■ **Problem**
From the entries below, copy each line in which the word "quốc" occurs.

Start of Raw data

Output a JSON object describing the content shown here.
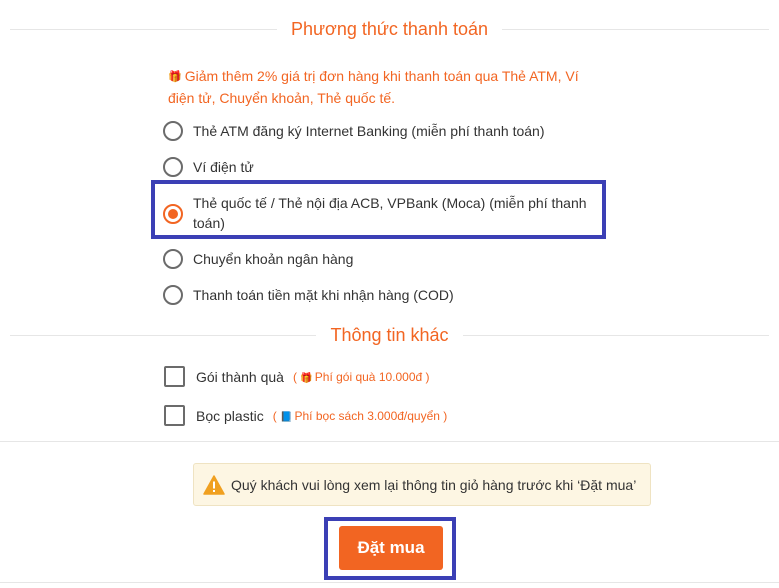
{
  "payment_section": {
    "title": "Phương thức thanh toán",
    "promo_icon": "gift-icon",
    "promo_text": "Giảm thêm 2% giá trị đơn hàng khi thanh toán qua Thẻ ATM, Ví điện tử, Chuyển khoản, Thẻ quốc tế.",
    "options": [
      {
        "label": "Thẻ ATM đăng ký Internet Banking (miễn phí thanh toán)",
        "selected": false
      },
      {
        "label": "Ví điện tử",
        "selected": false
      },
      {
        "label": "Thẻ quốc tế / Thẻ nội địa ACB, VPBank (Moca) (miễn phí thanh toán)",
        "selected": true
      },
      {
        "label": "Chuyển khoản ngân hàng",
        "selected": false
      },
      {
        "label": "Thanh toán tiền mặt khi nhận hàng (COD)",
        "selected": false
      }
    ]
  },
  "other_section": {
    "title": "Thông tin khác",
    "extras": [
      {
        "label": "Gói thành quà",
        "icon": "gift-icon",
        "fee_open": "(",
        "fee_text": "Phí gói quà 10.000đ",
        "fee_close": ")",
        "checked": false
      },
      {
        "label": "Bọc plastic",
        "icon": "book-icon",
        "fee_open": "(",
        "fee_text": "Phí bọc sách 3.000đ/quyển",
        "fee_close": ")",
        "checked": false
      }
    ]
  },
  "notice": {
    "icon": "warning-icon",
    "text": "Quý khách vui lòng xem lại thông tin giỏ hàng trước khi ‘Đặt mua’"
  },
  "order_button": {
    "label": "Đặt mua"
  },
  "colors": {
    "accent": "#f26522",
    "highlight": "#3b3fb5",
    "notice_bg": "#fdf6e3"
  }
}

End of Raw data
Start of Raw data

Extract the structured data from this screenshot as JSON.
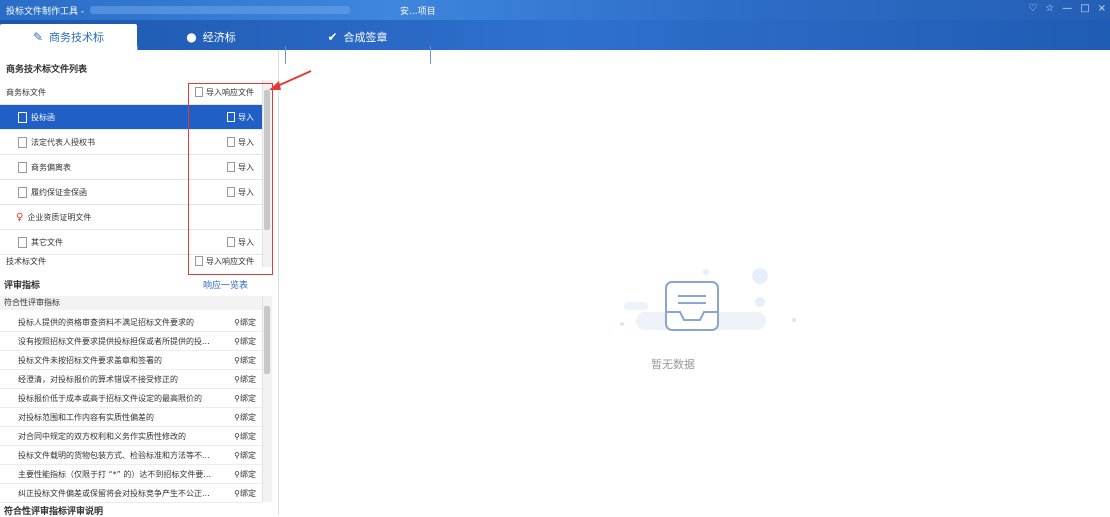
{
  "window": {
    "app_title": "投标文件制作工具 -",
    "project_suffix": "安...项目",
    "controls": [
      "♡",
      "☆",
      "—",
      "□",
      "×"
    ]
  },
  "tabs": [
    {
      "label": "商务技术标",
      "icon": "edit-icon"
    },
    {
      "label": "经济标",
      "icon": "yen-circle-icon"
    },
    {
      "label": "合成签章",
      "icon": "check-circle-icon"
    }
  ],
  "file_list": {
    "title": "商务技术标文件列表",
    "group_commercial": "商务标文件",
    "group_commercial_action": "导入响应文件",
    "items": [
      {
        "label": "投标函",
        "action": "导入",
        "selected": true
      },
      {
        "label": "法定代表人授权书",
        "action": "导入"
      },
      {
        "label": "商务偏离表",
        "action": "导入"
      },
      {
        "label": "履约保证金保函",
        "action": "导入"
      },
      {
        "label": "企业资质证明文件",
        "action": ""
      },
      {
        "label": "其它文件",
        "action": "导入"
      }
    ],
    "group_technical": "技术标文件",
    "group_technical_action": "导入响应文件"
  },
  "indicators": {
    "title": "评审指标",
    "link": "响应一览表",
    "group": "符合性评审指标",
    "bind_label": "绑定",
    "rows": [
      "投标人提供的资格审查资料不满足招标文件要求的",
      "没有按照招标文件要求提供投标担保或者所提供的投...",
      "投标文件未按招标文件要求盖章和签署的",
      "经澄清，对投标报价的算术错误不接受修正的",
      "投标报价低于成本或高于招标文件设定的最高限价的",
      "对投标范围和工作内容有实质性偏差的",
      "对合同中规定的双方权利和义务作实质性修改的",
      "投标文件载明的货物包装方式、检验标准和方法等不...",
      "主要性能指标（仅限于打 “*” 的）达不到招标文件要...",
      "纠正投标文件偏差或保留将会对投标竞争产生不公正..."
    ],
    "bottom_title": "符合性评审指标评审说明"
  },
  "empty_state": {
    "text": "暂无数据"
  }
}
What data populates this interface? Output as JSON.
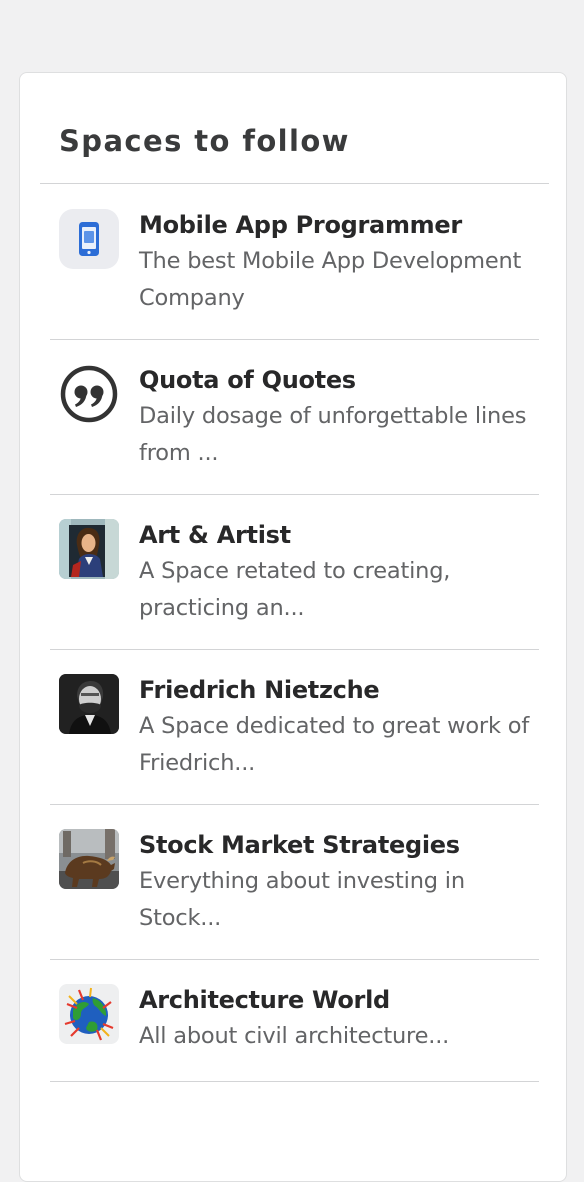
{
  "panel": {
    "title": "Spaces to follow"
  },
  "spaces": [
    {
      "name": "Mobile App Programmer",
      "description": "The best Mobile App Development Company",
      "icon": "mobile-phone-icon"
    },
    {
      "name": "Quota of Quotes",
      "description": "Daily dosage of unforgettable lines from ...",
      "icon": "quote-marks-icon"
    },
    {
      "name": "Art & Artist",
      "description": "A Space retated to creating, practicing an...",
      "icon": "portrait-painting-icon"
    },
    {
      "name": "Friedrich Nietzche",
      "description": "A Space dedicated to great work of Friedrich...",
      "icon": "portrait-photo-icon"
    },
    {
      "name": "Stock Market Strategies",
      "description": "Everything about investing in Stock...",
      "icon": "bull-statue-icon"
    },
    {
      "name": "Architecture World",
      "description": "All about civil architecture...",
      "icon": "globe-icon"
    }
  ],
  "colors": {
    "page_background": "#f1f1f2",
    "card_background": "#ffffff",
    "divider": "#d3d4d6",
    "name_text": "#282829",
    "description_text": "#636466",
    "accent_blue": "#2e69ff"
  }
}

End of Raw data
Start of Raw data

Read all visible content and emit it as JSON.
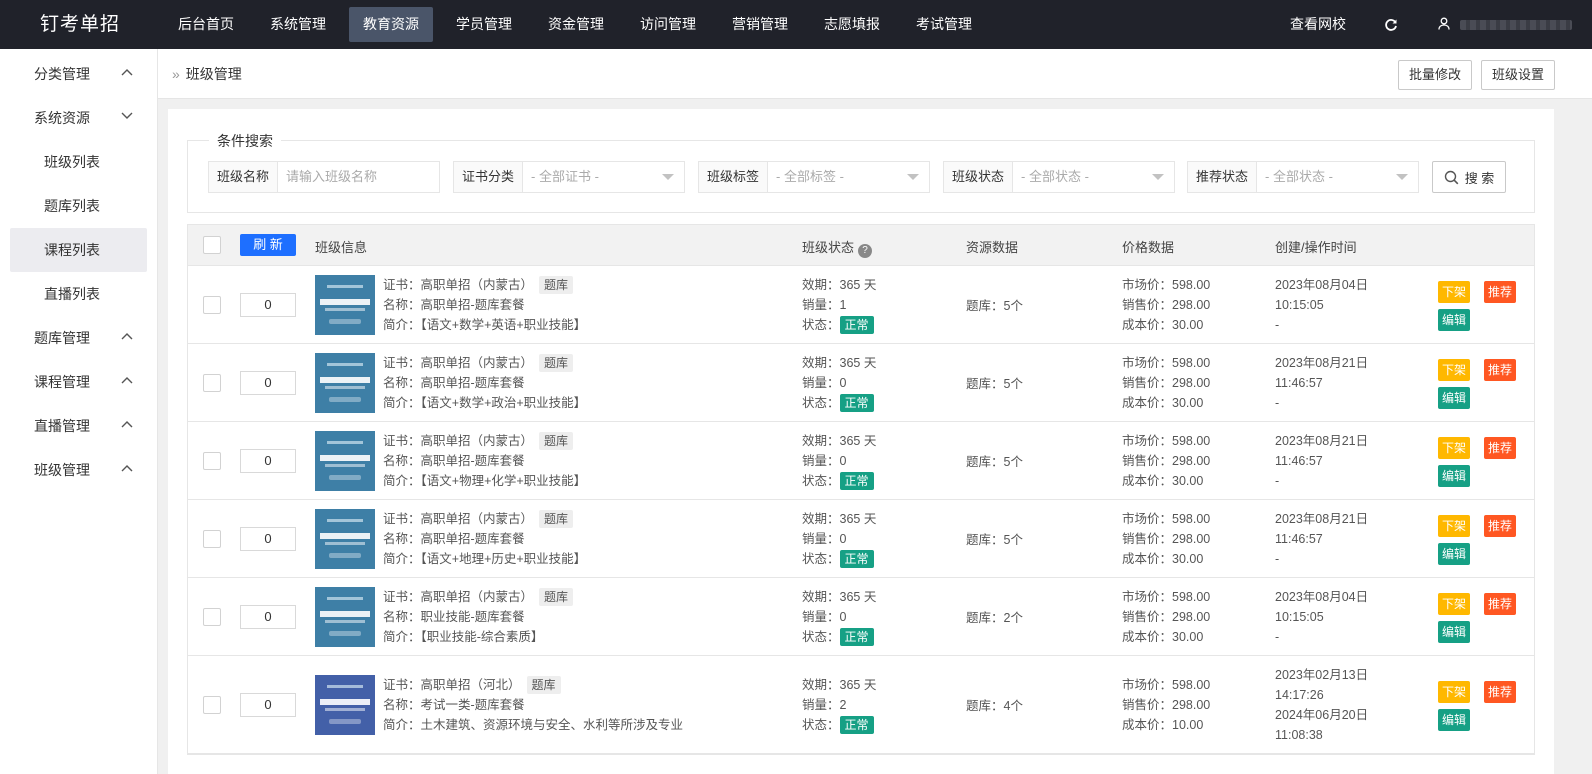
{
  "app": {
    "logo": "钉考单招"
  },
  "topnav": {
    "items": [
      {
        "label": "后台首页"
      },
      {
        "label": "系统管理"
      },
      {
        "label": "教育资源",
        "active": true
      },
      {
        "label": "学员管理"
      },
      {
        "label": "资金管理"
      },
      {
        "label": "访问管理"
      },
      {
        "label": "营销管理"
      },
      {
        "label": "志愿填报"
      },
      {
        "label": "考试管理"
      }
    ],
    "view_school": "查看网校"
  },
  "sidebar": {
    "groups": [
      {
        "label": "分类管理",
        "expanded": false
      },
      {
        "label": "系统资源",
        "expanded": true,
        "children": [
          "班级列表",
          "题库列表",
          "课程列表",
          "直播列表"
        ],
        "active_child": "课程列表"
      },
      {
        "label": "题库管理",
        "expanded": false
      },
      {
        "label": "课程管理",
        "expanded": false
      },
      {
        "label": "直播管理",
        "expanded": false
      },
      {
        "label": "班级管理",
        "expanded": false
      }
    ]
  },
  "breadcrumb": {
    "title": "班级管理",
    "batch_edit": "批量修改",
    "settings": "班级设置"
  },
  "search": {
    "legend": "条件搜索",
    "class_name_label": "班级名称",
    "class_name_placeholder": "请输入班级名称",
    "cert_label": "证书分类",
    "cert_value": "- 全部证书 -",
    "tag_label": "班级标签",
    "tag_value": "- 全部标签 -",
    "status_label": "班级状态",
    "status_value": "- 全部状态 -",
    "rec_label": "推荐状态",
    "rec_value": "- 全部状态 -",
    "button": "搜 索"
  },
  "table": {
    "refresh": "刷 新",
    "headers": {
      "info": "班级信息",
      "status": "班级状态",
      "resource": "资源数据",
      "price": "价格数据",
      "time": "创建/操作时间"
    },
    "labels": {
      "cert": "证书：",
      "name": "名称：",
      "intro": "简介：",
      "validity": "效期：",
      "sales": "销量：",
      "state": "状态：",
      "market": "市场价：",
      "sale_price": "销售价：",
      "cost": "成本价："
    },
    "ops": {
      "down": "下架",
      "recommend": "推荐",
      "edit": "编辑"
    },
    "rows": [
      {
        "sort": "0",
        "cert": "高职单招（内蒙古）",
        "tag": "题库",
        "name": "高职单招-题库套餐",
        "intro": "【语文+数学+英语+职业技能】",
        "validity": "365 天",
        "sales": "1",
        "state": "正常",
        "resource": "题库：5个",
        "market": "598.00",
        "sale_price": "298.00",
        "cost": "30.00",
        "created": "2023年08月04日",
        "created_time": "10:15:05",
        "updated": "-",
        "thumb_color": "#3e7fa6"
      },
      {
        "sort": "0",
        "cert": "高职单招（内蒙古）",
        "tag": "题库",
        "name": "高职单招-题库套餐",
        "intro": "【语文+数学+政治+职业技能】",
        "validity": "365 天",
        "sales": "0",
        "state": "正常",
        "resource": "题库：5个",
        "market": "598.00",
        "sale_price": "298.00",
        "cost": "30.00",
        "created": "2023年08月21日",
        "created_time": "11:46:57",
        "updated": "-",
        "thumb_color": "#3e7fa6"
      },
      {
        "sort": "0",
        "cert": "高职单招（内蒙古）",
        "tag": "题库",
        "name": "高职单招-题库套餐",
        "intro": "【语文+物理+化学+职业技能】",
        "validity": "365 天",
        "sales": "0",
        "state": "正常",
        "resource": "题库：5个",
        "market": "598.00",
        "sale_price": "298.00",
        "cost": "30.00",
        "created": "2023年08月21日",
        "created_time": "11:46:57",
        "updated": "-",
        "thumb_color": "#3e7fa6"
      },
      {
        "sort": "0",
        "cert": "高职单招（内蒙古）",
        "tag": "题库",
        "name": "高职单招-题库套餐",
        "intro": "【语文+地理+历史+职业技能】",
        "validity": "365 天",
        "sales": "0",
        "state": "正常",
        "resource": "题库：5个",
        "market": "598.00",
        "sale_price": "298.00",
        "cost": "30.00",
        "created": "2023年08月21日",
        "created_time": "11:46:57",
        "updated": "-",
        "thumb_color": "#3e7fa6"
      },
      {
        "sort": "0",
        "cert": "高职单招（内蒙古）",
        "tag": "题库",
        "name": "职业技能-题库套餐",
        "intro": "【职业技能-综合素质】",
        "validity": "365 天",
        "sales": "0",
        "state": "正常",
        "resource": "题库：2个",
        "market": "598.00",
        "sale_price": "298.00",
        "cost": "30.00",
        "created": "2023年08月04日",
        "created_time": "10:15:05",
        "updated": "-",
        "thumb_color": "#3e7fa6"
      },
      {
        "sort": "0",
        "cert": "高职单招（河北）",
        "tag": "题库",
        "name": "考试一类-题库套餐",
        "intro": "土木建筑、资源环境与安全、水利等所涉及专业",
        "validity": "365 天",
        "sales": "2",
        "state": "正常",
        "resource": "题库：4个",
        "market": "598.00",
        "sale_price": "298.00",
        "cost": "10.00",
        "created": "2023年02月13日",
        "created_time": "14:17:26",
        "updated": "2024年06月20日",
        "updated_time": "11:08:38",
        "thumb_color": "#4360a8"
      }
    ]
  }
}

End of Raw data

■ **Solution to the exercise**
    "promo_text": "Giảm thêm 2% giá trị đơn hàng khi thanh toán qua Thẻ ATM, Ví điện tử, Chuyển khoản, Thẻ quốc tế.",
        "label": "Thẻ quốc tế / Thẻ nội địa ACB, VPBank (Moca) (miễn phí thanh toán)",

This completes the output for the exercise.